After 20 years of belting out high-octane blues, searing soul and soaring gospel, Sista Monica Parker is ready to turn down the volume.
Marking two decades of a remarkable late-blooming career, the award-winning vocalist is introducing a new project that recalibrates the larger-than-life sound she designed for festival throngs. With her new unplugged band Acoustic Honey, Sista Monica is looking to reach listeners through pillowy insinuation rather than clarion vocal prowess.
"I usually come out as a rockin', high volume, high-powered Chicago blues singer," says Sista Monica from her home near Tracy, where she settled after many years in Santa Cruz. "But a few months ago, I was at home singing some songs to
She's not reinventing herself so much as revealing the roiling emotional currents that run through so much of her music. Interpreting standards, jazz tunes, blues and her original songs in an acoustic context, Sista Monica is stripping away the protective distance afforded by large venues while she dials down the decibels.
It's the latest stop on a journey of discovery that started about a decade ago with a diagnosis of synovial sarcoma, a rare and aggressive type of cancer. Now officially in remission, she put music and prayer at the center of her recovery
With Acoustic Honey, she's bringing the kind of face-to-face communication that takes place in church into nightclubs, breaking through her reticence.
"I've never wanted to be that close and intimate with people, but over the 10 past years since my cancer battle, I see a lot of value being that close and up front and personal," she says.
"My intention is to be with people like I'm in my living room. They can see how your eyes adjust and your lips move to shape a note and emote."
Her first step in putting together Acoustic Honey was to secure the services of Ruth Davies, the great blues bassist known for her extensive work with masters such as Charles Brown, John Lee Hooker, Elvin Bishop and Maria Muldaur. While Sista Monica has featured Davies on almost half of her 11 albums, "we haven't done much (live) work together," she says. "Ruth's been doing a lot of touring with Elvin Bishop, so I scheduled these dates when she was available."
The rest of the Acoustic Honey quartet features her regulars: pianist and music director Danny "B" Beconcini, tenor saxophonist Danny Sandoval and veteran jazz drummer Leon Joyce Jr., who moved to the Monterey area after a decade on the road with Ramsey Lewis. It's the distilled version of the band featured on her last album, 2011's "Living in the Danger Zone" (Mo Muscle Records).

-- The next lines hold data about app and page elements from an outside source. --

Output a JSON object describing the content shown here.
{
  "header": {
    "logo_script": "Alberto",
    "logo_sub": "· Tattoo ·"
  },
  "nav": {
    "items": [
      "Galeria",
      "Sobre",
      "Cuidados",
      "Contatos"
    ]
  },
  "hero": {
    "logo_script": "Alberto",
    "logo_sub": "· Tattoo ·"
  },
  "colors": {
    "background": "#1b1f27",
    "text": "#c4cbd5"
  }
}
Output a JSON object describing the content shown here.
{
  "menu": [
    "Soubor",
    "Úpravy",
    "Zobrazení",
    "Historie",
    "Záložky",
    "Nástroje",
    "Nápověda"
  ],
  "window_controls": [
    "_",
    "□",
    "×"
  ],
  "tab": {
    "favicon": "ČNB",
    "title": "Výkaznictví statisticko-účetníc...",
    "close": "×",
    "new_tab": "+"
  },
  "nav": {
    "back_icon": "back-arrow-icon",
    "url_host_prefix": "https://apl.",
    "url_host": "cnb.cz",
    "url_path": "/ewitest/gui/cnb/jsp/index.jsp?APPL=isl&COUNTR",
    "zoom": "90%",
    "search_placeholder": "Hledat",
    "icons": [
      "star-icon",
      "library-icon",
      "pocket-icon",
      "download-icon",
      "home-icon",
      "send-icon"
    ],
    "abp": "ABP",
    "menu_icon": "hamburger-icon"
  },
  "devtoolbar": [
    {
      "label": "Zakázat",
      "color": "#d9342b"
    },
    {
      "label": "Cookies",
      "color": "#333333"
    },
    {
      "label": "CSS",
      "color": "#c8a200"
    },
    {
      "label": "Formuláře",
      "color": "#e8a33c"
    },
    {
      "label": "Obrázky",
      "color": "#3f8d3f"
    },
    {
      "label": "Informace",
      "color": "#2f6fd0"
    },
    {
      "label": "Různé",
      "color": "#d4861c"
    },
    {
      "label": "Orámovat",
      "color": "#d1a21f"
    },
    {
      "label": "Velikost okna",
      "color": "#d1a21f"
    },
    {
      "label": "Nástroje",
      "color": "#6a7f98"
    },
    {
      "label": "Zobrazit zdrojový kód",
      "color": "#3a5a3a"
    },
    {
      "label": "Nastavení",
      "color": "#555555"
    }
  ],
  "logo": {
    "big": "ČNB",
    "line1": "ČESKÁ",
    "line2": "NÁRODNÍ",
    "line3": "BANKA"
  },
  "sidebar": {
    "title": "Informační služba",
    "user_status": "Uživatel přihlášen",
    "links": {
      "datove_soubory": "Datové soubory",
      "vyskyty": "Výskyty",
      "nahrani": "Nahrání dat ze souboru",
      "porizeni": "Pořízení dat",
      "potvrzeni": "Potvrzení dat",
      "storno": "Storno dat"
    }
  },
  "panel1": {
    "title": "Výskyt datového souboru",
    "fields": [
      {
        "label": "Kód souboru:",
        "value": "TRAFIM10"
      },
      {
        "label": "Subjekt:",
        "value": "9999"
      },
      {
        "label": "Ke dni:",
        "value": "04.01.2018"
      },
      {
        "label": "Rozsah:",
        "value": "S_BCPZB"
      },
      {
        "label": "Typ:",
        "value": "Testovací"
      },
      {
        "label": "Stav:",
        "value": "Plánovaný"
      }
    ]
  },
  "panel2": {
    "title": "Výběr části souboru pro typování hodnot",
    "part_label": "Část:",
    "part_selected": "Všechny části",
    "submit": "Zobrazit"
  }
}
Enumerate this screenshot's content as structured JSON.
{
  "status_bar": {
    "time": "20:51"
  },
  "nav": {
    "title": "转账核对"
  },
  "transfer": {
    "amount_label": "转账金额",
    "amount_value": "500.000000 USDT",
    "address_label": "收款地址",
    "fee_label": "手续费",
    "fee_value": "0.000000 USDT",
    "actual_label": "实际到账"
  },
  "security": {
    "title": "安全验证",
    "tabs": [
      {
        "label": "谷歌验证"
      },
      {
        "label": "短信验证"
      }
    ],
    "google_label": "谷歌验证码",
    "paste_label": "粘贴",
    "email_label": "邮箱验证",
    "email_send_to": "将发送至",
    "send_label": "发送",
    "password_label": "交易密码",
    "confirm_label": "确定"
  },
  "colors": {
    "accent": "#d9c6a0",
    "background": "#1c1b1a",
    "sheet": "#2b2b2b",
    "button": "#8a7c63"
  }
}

On the lookout for a new drummer in the fall of 2010, Sista Monica asked Joyce to come by for an audition. They clicked musically and personally, bonding as veterans who spent years in the Marine Corps. Boasting a resume thick with storied vocalists, including stints with Nancy Wilson, Patti LaBelle, Ann Hampton Calloway, Barbara Morrison and Mary Wilson, he can spot a great musical communicator within a few notes.
"She is a very powerful singer, and a very emotional vocalist," Joyce says. "Everything that comes from her mouth comes directly from her heart. She can sing a ballad and just bring tears to your eyes."
Since breaking into the music business in the early 1990s, Sista Monica has seized a series of breaks worthy of an old Broadway narrative. She first gained national attention by stepping in at the last minute for an ailing Etta James and winning over a restive crowd at a San Jose America Festival, a feat picked up by the Associated Press wire service. A few years later she pulled off a similar feat covering for an indisposed Koko Taylor at Milwaukee's Summerfest.
She's earned numerous honors since then and is nominated in the soul blues female artist category at the 34th Blues Music Awards, which are to be presented in Memphis on May 9.
"I thought this would be a little side project 20 years ago," she says. "Now it's taken on a life of its own, with 11 albums and performances all over the world.
"It's been a really good journey, and I'm still having a good time with it."
When: 8 p.m. Saturday
Where: Piedmont Piano, 1728 San Pablo St., Oakland
Tickets: $20, 510-547-8188
Also: 7 and 9 p.m. Feb. 9, Kuumbwa Jazz Center, 320 Cedar St., Santa Cruz, $20-$23, 831-427-2227, www.kuumbwajazz.com